There are a lot of complaints about the outcome of the UN climate summit in Durban, South Africa, since it ended Sunday, December 11 around 6am after a 36-hour extension. It’s not the lack of sleep from observers waiting for an outcome that has led to so much resentment, but instead the perception that at the end of the day nothing really happened. But this conclusion is far from the truth.
Not only did Durban produce a package of agreements essential for any hope of a meaningful contribution to mitigation and adaptation to climate change, but it also avoided a disaster that would have collapsed the careful bridge that has been built from a future chocked with carbon pollution to a global regime that can contribute something to climate safety.

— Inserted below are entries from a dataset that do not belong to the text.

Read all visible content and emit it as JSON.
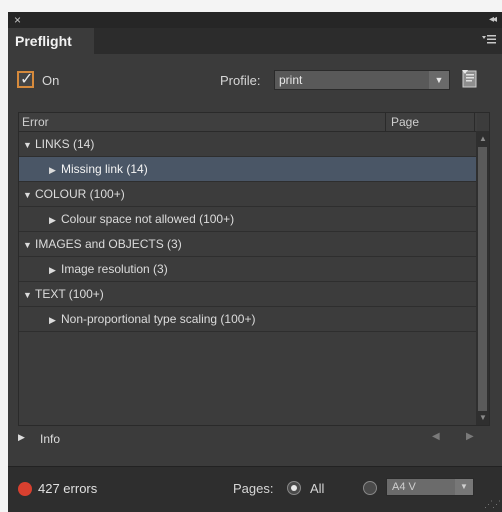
{
  "window": {
    "close_glyph": "×",
    "collapse_glyph": "◂◂"
  },
  "tab": {
    "title": "Preflight",
    "menu_icon": "panel-menu-icon"
  },
  "controls": {
    "on_checked": true,
    "on_label": "On",
    "profile_label": "Profile:",
    "profile_value": "print"
  },
  "list": {
    "columns": [
      "Error",
      "Page"
    ],
    "rows": [
      {
        "kind": "group",
        "expanded": true,
        "label": "LINKS (14)"
      },
      {
        "kind": "child",
        "expanded": false,
        "label": "Missing link (14)",
        "selected": true
      },
      {
        "kind": "group",
        "expanded": true,
        "label": "COLOUR (100+)"
      },
      {
        "kind": "child",
        "expanded": false,
        "label": "Colour space not allowed (100+)"
      },
      {
        "kind": "group",
        "expanded": true,
        "label": "IMAGES and OBJECTS (3)"
      },
      {
        "kind": "child",
        "expanded": false,
        "label": "Image resolution (3)"
      },
      {
        "kind": "group",
        "expanded": true,
        "label": "TEXT (100+)"
      },
      {
        "kind": "child",
        "expanded": false,
        "label": "Non-proportional type scaling (100+)"
      }
    ]
  },
  "info": {
    "label": "Info"
  },
  "status": {
    "error_count_text": "427 errors",
    "status_color": "#d8402f",
    "pages_label": "Pages:",
    "all_label": "All",
    "all_selected": true,
    "range_value": "A4 V"
  }
}
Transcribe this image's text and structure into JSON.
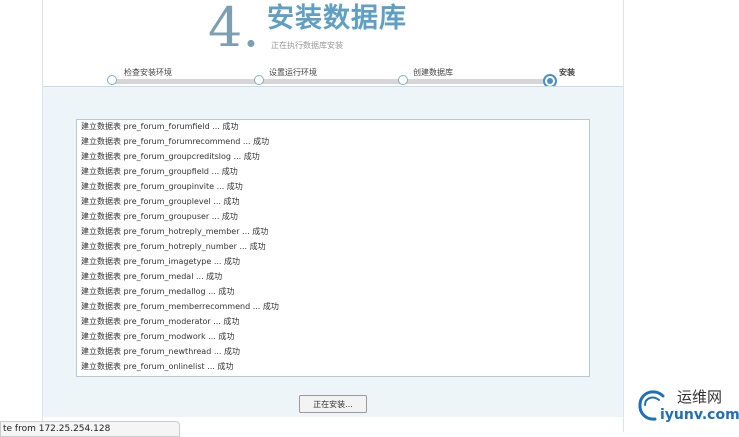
{
  "header": {
    "step_number": "4.",
    "title": "安装数据库",
    "subtitle": "正在执行数据库安装"
  },
  "steps": [
    {
      "label": "检查安装环境",
      "active": false
    },
    {
      "label": "设置运行环境",
      "active": false
    },
    {
      "label": "创建数据库",
      "active": false
    },
    {
      "label": "安装",
      "active": true
    }
  ],
  "log": {
    "lines": [
      "建立数据表 pre_forum_forumfield ... 成功",
      "建立数据表 pre_forum_forumrecommend ... 成功",
      "建立数据表 pre_forum_groupcreditslog ... 成功",
      "建立数据表 pre_forum_groupfield ... 成功",
      "建立数据表 pre_forum_groupinvite ... 成功",
      "建立数据表 pre_forum_grouplevel ... 成功",
      "建立数据表 pre_forum_groupuser ... 成功",
      "建立数据表 pre_forum_hotreply_member ... 成功",
      "建立数据表 pre_forum_hotreply_number ... 成功",
      "建立数据表 pre_forum_imagetype ... 成功",
      "建立数据表 pre_forum_medal ... 成功",
      "建立数据表 pre_forum_medallog ... 成功",
      "建立数据表 pre_forum_memberrecommend ... 成功",
      "建立数据表 pre_forum_moderator ... 成功",
      "建立数据表 pre_forum_modwork ... 成功",
      "建立数据表 pre_forum_newthread ... 成功",
      "建立数据表 pre_forum_onlinelist ... 成功"
    ]
  },
  "install_button": "正在安装...",
  "status_tooltip": "te from 172.25.254.128",
  "watermark": {
    "cn": "运维网",
    "en": "iyunv.com"
  },
  "colors": {
    "accent": "#5f9fc4",
    "step_dot": "#4a90c8"
  }
}
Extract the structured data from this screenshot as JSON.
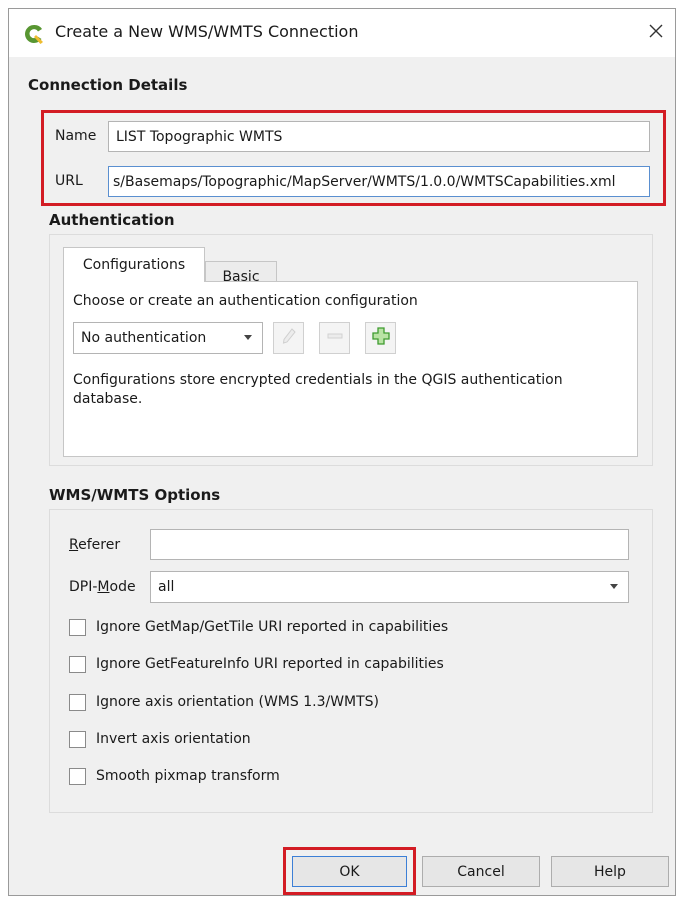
{
  "window": {
    "title": "Create a New WMS/WMTS Connection",
    "app_icon": "qgis-logo-icon",
    "close_icon": "close-icon"
  },
  "connection_details": {
    "header": "Connection Details",
    "name_label": "Name",
    "name_value": "LIST Topographic WMTS",
    "url_label": "URL",
    "url_value": "s/Basemaps/Topographic/MapServer/WMTS/1.0.0/WMTSCapabilities.xml"
  },
  "authentication": {
    "header": "Authentication",
    "tabs": [
      {
        "label": "Configurations",
        "active": true
      },
      {
        "label": "Basic",
        "active": false
      }
    ],
    "prompt": "Choose or create an authentication configuration",
    "combo_value": "No authentication",
    "edit_icon": "pencil-icon",
    "remove_icon": "remove-icon",
    "add_icon": "add-plus-icon",
    "info_line1": "Configurations store encrypted credentials in the QGIS authentication",
    "info_line2": "database."
  },
  "options": {
    "header": "WMS/WMTS Options",
    "referer_label_accel": "R",
    "referer_label_rest": "eferer",
    "referer_value": "",
    "dpi_label_pre": "DPI-",
    "dpi_label_accel": "M",
    "dpi_label_post": "ode",
    "dpi_value": "all",
    "checkboxes": [
      {
        "label": "Ignore GetMap/GetTile URI reported in capabilities",
        "checked": false
      },
      {
        "label": "Ignore GetFeatureInfo URI reported in capabilities",
        "checked": false
      },
      {
        "label": "Ignore axis orientation (WMS 1.3/WMTS)",
        "checked": false
      },
      {
        "label": "Invert axis orientation",
        "checked": false
      },
      {
        "label": "Smooth pixmap transform",
        "checked": false
      }
    ]
  },
  "buttons": {
    "ok": "OK",
    "cancel": "Cancel",
    "help": "Help"
  },
  "colors": {
    "highlight": "#d31c24",
    "qgis_green": "#589632",
    "qgis_yellow": "#eebc2f"
  }
}
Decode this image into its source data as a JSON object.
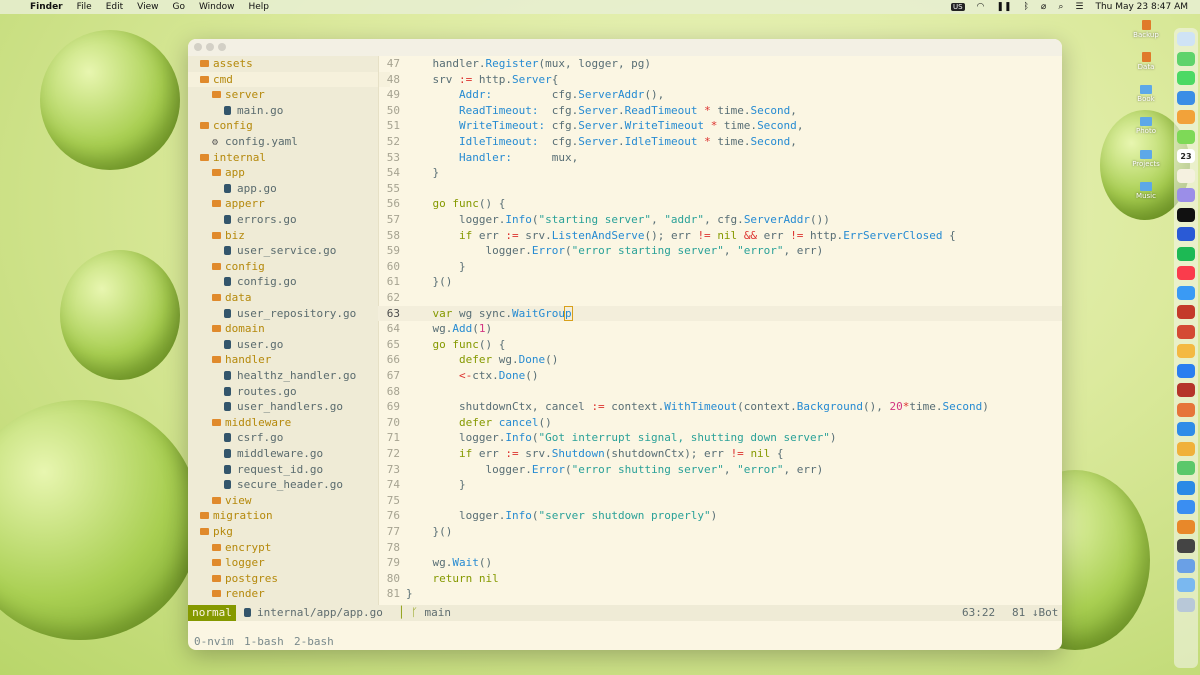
{
  "menubar": {
    "app": "Finder",
    "items": [
      "File",
      "Edit",
      "View",
      "Go",
      "Window",
      "Help"
    ],
    "input_source": "US",
    "datetime": "Thu May 23  8:47 AM"
  },
  "desktop": {
    "items": [
      "Backup",
      "Data",
      "Book",
      "Photo",
      "Projects",
      "Music"
    ]
  },
  "dock": {
    "calendar_day": "23"
  },
  "sidebar": {
    "tree": [
      {
        "label": "assets",
        "type": "dir",
        "depth": 0
      },
      {
        "label": "cmd",
        "type": "dir",
        "depth": 0
      },
      {
        "label": "server",
        "type": "dir",
        "depth": 1
      },
      {
        "label": "main.go",
        "type": "file",
        "depth": 2
      },
      {
        "label": "config",
        "type": "dir",
        "depth": 0
      },
      {
        "label": "config.yaml",
        "type": "gear",
        "depth": 1
      },
      {
        "label": "internal",
        "type": "dir",
        "depth": 0
      },
      {
        "label": "app",
        "type": "dir",
        "depth": 1
      },
      {
        "label": "app.go",
        "type": "file",
        "depth": 2
      },
      {
        "label": "apperr",
        "type": "dir",
        "depth": 1
      },
      {
        "label": "errors.go",
        "type": "file",
        "depth": 2
      },
      {
        "label": "biz",
        "type": "dir",
        "depth": 1
      },
      {
        "label": "user_service.go",
        "type": "file",
        "depth": 2
      },
      {
        "label": "config",
        "type": "dir",
        "depth": 1
      },
      {
        "label": "config.go",
        "type": "file",
        "depth": 2
      },
      {
        "label": "data",
        "type": "dir",
        "depth": 1
      },
      {
        "label": "user_repository.go",
        "type": "file",
        "depth": 2
      },
      {
        "label": "domain",
        "type": "dir",
        "depth": 1
      },
      {
        "label": "user.go",
        "type": "file",
        "depth": 2
      },
      {
        "label": "handler",
        "type": "dir",
        "depth": 1
      },
      {
        "label": "healthz_handler.go",
        "type": "file",
        "depth": 2
      },
      {
        "label": "routes.go",
        "type": "file",
        "depth": 2
      },
      {
        "label": "user_handlers.go",
        "type": "file",
        "depth": 2
      },
      {
        "label": "middleware",
        "type": "dir",
        "depth": 1
      },
      {
        "label": "csrf.go",
        "type": "file",
        "depth": 2
      },
      {
        "label": "middleware.go",
        "type": "file",
        "depth": 2
      },
      {
        "label": "request_id.go",
        "type": "file",
        "depth": 2
      },
      {
        "label": "secure_header.go",
        "type": "file",
        "depth": 2
      },
      {
        "label": "view",
        "type": "dir",
        "depth": 1
      },
      {
        "label": "migration",
        "type": "dir",
        "depth": 0
      },
      {
        "label": "pkg",
        "type": "dir",
        "depth": 0
      },
      {
        "label": "encrypt",
        "type": "dir",
        "depth": 1
      },
      {
        "label": "logger",
        "type": "dir",
        "depth": 1
      },
      {
        "label": "postgres",
        "type": "dir",
        "depth": 1
      },
      {
        "label": "render",
        "type": "dir",
        "depth": 1
      }
    ]
  },
  "editor": {
    "current_line": 63,
    "lines": [
      {
        "n": "47",
        "t": [
          [
            "    handler.",
            ""
          ],
          [
            "Register",
            "fn"
          ],
          [
            "(mux, logger, pg)",
            ""
          ]
        ]
      },
      {
        "n": "48",
        "t": [
          [
            "    srv ",
            ""
          ],
          [
            ":=",
            "op"
          ],
          [
            " http.",
            ""
          ],
          [
            "Server",
            "fn"
          ],
          [
            "{",
            ""
          ]
        ]
      },
      {
        "n": "49",
        "t": [
          [
            "        ",
            ""
          ],
          [
            "Addr:",
            "fld"
          ],
          [
            "         cfg.",
            ""
          ],
          [
            "ServerAddr",
            "fn"
          ],
          [
            "(),",
            ""
          ]
        ]
      },
      {
        "n": "50",
        "t": [
          [
            "        ",
            ""
          ],
          [
            "ReadTimeout:",
            "fld"
          ],
          [
            "  cfg.",
            ""
          ],
          [
            "Server",
            "fn"
          ],
          [
            ".",
            ""
          ],
          [
            "ReadTimeout",
            "fn"
          ],
          [
            " ",
            ""
          ],
          [
            "*",
            "op"
          ],
          [
            " time.",
            ""
          ],
          [
            "Second",
            "fn"
          ],
          [
            ",",
            ""
          ]
        ]
      },
      {
        "n": "51",
        "t": [
          [
            "        ",
            ""
          ],
          [
            "WriteTimeout:",
            "fld"
          ],
          [
            " cfg.",
            ""
          ],
          [
            "Server",
            "fn"
          ],
          [
            ".",
            ""
          ],
          [
            "WriteTimeout",
            "fn"
          ],
          [
            " ",
            ""
          ],
          [
            "*",
            "op"
          ],
          [
            " time.",
            ""
          ],
          [
            "Second",
            "fn"
          ],
          [
            ",",
            ""
          ]
        ]
      },
      {
        "n": "52",
        "t": [
          [
            "        ",
            ""
          ],
          [
            "IdleTimeout:",
            "fld"
          ],
          [
            "  cfg.",
            ""
          ],
          [
            "Server",
            "fn"
          ],
          [
            ".",
            ""
          ],
          [
            "IdleTimeout",
            "fn"
          ],
          [
            " ",
            ""
          ],
          [
            "*",
            "op"
          ],
          [
            " time.",
            ""
          ],
          [
            "Second",
            "fn"
          ],
          [
            ",",
            ""
          ]
        ]
      },
      {
        "n": "53",
        "t": [
          [
            "        ",
            ""
          ],
          [
            "Handler:",
            "fld"
          ],
          [
            "      mux,",
            ""
          ]
        ]
      },
      {
        "n": "54",
        "t": [
          [
            "    }",
            ""
          ]
        ]
      },
      {
        "n": "55",
        "t": [
          [
            "",
            ""
          ]
        ]
      },
      {
        "n": "56",
        "t": [
          [
            "    ",
            ""
          ],
          [
            "go",
            "kw"
          ],
          [
            " ",
            ""
          ],
          [
            "func",
            "kw"
          ],
          [
            "() {",
            ""
          ]
        ]
      },
      {
        "n": "57",
        "t": [
          [
            "        logger.",
            ""
          ],
          [
            "Info",
            "fn"
          ],
          [
            "(",
            ""
          ],
          [
            "\"starting server\"",
            "st"
          ],
          [
            ", ",
            ""
          ],
          [
            "\"addr\"",
            "st"
          ],
          [
            ", cfg.",
            ""
          ],
          [
            "ServerAddr",
            "fn"
          ],
          [
            "())",
            ""
          ]
        ]
      },
      {
        "n": "58",
        "t": [
          [
            "        ",
            ""
          ],
          [
            "if",
            "kw"
          ],
          [
            " err ",
            ""
          ],
          [
            ":=",
            "op"
          ],
          [
            " srv.",
            ""
          ],
          [
            "ListenAndServe",
            "fn"
          ],
          [
            "(); err ",
            ""
          ],
          [
            "!=",
            "op"
          ],
          [
            " ",
            ""
          ],
          [
            "nil",
            "kw"
          ],
          [
            " ",
            ""
          ],
          [
            "&&",
            "op"
          ],
          [
            " err ",
            ""
          ],
          [
            "!=",
            "op"
          ],
          [
            " http.",
            ""
          ],
          [
            "ErrServerClosed",
            "fn"
          ],
          [
            " {",
            ""
          ]
        ]
      },
      {
        "n": "59",
        "t": [
          [
            "            logger.",
            ""
          ],
          [
            "Error",
            "fn"
          ],
          [
            "(",
            ""
          ],
          [
            "\"error starting server\"",
            "st"
          ],
          [
            ", ",
            ""
          ],
          [
            "\"error\"",
            "st"
          ],
          [
            ", err)",
            ""
          ]
        ]
      },
      {
        "n": "60",
        "t": [
          [
            "        }",
            ""
          ]
        ]
      },
      {
        "n": "61",
        "t": [
          [
            "    }()",
            ""
          ]
        ]
      },
      {
        "n": "62",
        "t": [
          [
            "",
            ""
          ]
        ]
      },
      {
        "n": "63",
        "t": [
          [
            "    ",
            ""
          ],
          [
            "var",
            "kw"
          ],
          [
            " wg sync.",
            ""
          ],
          [
            "WaitGroup",
            "fn"
          ]
        ]
      },
      {
        "n": "64",
        "t": [
          [
            "    wg.",
            ""
          ],
          [
            "Add",
            "fn"
          ],
          [
            "(",
            ""
          ],
          [
            "1",
            "nm"
          ],
          [
            ")",
            ""
          ]
        ]
      },
      {
        "n": "65",
        "t": [
          [
            "    ",
            ""
          ],
          [
            "go",
            "kw"
          ],
          [
            " ",
            ""
          ],
          [
            "func",
            "kw"
          ],
          [
            "() {",
            ""
          ]
        ]
      },
      {
        "n": "66",
        "t": [
          [
            "        ",
            ""
          ],
          [
            "defer",
            "kw"
          ],
          [
            " wg.",
            ""
          ],
          [
            "Done",
            "fn"
          ],
          [
            "()",
            ""
          ]
        ]
      },
      {
        "n": "67",
        "t": [
          [
            "        ",
            ""
          ],
          [
            "<-",
            "op"
          ],
          [
            "ctx.",
            ""
          ],
          [
            "Done",
            "fn"
          ],
          [
            "()",
            ""
          ]
        ]
      },
      {
        "n": "68",
        "t": [
          [
            "",
            ""
          ]
        ]
      },
      {
        "n": "69",
        "t": [
          [
            "        shutdownCtx, cancel ",
            ""
          ],
          [
            ":=",
            "op"
          ],
          [
            " context.",
            ""
          ],
          [
            "WithTimeout",
            "fn"
          ],
          [
            "(context.",
            ""
          ],
          [
            "Background",
            "fn"
          ],
          [
            "(), ",
            ""
          ],
          [
            "20",
            "nm"
          ],
          [
            "*",
            "op"
          ],
          [
            "time.",
            ""
          ],
          [
            "Second",
            "fn"
          ],
          [
            ")",
            ""
          ]
        ]
      },
      {
        "n": "70",
        "t": [
          [
            "        ",
            ""
          ],
          [
            "defer",
            "kw"
          ],
          [
            " ",
            ""
          ],
          [
            "cancel",
            "fn"
          ],
          [
            "()",
            ""
          ]
        ]
      },
      {
        "n": "71",
        "t": [
          [
            "        logger.",
            ""
          ],
          [
            "Info",
            "fn"
          ],
          [
            "(",
            ""
          ],
          [
            "\"Got interrupt signal, shutting down server\"",
            "st"
          ],
          [
            ")",
            ""
          ]
        ]
      },
      {
        "n": "72",
        "t": [
          [
            "        ",
            ""
          ],
          [
            "if",
            "kw"
          ],
          [
            " err ",
            ""
          ],
          [
            ":=",
            "op"
          ],
          [
            " srv.",
            ""
          ],
          [
            "Shutdown",
            "fn"
          ],
          [
            "(shutdownCtx); err ",
            ""
          ],
          [
            "!=",
            "op"
          ],
          [
            " ",
            ""
          ],
          [
            "nil",
            "kw"
          ],
          [
            " {",
            ""
          ]
        ]
      },
      {
        "n": "73",
        "t": [
          [
            "            logger.",
            ""
          ],
          [
            "Error",
            "fn"
          ],
          [
            "(",
            ""
          ],
          [
            "\"error shutting server\"",
            "st"
          ],
          [
            ", ",
            ""
          ],
          [
            "\"error\"",
            "st"
          ],
          [
            ", err)",
            ""
          ]
        ]
      },
      {
        "n": "74",
        "t": [
          [
            "        }",
            ""
          ]
        ]
      },
      {
        "n": "75",
        "t": [
          [
            "",
            ""
          ]
        ]
      },
      {
        "n": "76",
        "t": [
          [
            "        logger.",
            ""
          ],
          [
            "Info",
            "fn"
          ],
          [
            "(",
            ""
          ],
          [
            "\"server shutdown properly\"",
            "st"
          ],
          [
            ")",
            ""
          ]
        ]
      },
      {
        "n": "77",
        "t": [
          [
            "    }()",
            ""
          ]
        ]
      },
      {
        "n": "78",
        "t": [
          [
            "",
            ""
          ]
        ]
      },
      {
        "n": "79",
        "t": [
          [
            "    wg.",
            ""
          ],
          [
            "Wait",
            "fn"
          ],
          [
            "()",
            ""
          ]
        ]
      },
      {
        "n": "80",
        "t": [
          [
            "    ",
            ""
          ],
          [
            "return",
            "kw"
          ],
          [
            " ",
            ""
          ],
          [
            "nil",
            "kw"
          ]
        ]
      },
      {
        "n": "81",
        "t": [
          [
            "}",
            ""
          ]
        ]
      }
    ]
  },
  "statusline": {
    "mode": "normal",
    "file": "internal/app/app.go",
    "branch": "main",
    "position": "63:22",
    "percent": "81 ↓Bot"
  },
  "tmux": {
    "windows": [
      "0-nvim",
      "1-bash",
      "2-bash"
    ]
  }
}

Three separate, substantive agreements were advanced out of the Durban meeting: (1) an extension of the 1997 Kyoto Protocol set to expire in 2012, now continuing to 2017; (2) various implementation instruments and revisions for the 2009 Cancun Agreements, in particular the implementing agreement for the new Green Climate Fund; and (3) the creation of a new Durban Platform for Enhanced Mitigation starting a new negotiating track that must produce a legal agreement by 2015, which is later open for ratification.